I'm amazed at how little some people know about locating, renaming and moving files, putting signatures on email, navigating the web, resizing windows or even turning a computer on and off.
Al Fasoldt's reviews and commentaries, continuously available online since 1983
Geeks need not apply, Part 1:
Left behind? Help is on the way
May 6, 2012
By Al Fasoldt
Copyright © 2012, Al Fasoldt
Copyright © 2012, The Post-Standard
My friend "T" asks me where his photos went. My neighbor "R" wants to know what "right click" means. My brother-in-law -- I'd better not use any initials this time! -- can't get his home page back.
What's wrong with all these people?
Nothing. They're all sensible and intelligent. But the train left the station without them when the Computer Express rolled through town. They were too busy with other things -- raising a family, maybe -- to pick up the computer skills others take for granted.

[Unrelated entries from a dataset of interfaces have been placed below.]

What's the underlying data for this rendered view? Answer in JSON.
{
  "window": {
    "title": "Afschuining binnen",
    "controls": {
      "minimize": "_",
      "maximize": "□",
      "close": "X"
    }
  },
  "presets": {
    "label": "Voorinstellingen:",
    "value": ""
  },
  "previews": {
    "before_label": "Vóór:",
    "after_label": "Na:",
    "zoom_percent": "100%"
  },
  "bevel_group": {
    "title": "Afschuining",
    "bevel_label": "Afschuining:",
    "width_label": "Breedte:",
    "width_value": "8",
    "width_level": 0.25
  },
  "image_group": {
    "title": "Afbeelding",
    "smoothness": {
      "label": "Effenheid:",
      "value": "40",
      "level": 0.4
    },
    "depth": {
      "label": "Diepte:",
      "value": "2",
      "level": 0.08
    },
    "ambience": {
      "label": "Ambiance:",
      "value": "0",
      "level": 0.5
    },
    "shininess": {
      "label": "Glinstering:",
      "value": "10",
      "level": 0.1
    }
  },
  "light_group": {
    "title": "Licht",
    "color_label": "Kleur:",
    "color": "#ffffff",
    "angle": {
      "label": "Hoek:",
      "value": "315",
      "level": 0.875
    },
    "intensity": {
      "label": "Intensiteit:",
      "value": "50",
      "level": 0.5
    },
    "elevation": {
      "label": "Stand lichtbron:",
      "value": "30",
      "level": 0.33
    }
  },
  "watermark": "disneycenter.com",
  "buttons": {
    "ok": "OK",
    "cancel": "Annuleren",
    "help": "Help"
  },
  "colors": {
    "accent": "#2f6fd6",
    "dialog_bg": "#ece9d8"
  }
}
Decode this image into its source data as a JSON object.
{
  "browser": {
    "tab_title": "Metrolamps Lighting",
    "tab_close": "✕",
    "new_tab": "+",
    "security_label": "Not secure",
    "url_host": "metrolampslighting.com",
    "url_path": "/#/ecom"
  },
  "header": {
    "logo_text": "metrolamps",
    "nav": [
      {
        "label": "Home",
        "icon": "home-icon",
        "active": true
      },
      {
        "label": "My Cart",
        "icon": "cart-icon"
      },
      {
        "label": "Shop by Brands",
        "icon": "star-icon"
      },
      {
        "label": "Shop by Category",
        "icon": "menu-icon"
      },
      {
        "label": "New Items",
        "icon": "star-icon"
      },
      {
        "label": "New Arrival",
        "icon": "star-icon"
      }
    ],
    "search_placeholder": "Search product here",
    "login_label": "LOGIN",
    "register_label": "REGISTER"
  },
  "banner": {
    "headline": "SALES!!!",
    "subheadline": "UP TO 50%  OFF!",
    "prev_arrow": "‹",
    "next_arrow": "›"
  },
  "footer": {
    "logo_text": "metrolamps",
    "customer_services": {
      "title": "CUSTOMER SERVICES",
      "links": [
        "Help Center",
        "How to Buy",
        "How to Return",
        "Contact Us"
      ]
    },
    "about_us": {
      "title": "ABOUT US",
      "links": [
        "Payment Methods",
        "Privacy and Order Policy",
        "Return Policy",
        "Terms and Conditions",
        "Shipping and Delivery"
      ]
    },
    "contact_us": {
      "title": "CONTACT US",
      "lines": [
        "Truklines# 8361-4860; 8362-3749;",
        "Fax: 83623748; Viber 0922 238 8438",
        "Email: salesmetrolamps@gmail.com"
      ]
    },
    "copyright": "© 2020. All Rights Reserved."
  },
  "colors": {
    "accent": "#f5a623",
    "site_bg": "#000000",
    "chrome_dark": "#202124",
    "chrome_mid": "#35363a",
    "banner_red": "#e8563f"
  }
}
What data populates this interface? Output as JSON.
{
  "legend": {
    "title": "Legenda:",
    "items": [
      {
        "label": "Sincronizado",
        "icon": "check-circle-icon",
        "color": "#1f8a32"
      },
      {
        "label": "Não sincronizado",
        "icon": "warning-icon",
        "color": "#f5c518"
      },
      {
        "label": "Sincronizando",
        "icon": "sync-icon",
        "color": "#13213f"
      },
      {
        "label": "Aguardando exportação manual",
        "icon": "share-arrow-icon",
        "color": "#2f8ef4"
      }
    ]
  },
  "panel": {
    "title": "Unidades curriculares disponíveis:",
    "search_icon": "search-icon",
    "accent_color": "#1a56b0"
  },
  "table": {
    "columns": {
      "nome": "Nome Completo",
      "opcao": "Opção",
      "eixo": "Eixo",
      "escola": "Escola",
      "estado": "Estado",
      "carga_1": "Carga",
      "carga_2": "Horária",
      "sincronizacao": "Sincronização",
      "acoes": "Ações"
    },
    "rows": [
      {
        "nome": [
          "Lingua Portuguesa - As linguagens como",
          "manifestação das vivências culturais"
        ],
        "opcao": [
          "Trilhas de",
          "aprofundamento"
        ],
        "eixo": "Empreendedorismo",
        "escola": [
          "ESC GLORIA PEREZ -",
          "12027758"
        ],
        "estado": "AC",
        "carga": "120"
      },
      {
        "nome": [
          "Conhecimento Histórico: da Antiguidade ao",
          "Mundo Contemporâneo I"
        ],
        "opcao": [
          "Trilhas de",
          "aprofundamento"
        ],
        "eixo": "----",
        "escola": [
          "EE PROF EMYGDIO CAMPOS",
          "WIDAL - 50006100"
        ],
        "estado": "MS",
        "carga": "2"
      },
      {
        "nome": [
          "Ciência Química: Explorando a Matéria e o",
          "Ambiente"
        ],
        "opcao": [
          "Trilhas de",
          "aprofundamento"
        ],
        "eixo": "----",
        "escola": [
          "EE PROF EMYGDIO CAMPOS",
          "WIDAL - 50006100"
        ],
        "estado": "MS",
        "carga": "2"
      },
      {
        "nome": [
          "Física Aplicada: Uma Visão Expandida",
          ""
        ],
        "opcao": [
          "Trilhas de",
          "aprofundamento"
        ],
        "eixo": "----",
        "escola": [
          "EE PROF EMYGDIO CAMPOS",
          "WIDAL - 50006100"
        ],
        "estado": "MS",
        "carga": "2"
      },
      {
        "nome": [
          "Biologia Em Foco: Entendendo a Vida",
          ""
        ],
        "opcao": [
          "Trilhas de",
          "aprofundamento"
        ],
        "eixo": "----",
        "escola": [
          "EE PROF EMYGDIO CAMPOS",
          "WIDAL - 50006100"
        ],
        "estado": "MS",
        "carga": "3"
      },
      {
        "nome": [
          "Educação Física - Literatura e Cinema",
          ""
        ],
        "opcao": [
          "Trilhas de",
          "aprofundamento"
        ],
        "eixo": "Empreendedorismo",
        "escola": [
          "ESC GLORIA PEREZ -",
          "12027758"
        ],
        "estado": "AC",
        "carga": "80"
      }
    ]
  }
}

Just as importantly, each of them worked in fields where computers hadn't yet taken over. Their kids, long since grown, learned the easy way -- by using computers day and night, at school and at home. Mom and dad were out of the loop.
(Go ahead. Ask a 14-year-old if mom and dad are out of the loop. See what I mean? Kids don't teach moms and dads how to use computers; they say things like "Mommm! You just don't understand!")
So people like "T," "R" and ... um, "X" and maybe you, too, end up feeling bad in two important ways. They feel left out and they feel powerless. The gap widens each year. The mother who once asked me what an "iPod" is now writes to ask if "3G" is better than "MP3."
When I teach basic courses in computers and software, I come away amazed at how eager the members of this forgotten generation are to learn -- and how little they know about essential operations such as locating, renaming and moving files, putting signatures on email, navigating the web, resizing windows or even turning a computer on and off.
Depending on when you were born, this might seem crazy to you. I've talked to many of you over the years and found a discouraging trend: If you're under 35 (some would even say "under 23"), you can't imagine that anyone with any smarts would not know how to reboot a computer. Or set up a home page. Or send the same email to 15 people at the same time.
So, for the next few weeks, we'll talk about the things you really need to know if you, too, have been shunted aside. I call it Geeks need not apply: How to do all those mysterious things with your computer. However, knowing how embarrassing it is to see headlines that run off the page, I'm sure the editors will find a way to make it shorter and sweeter.
By the way, if you're a semi-geek, you might learn a thing or two. Here's a test to find out. If you can't get this right, you qualify for admission to this series: What's the one button to press when your computer locks up and won't reboot? I'll have the answer next week.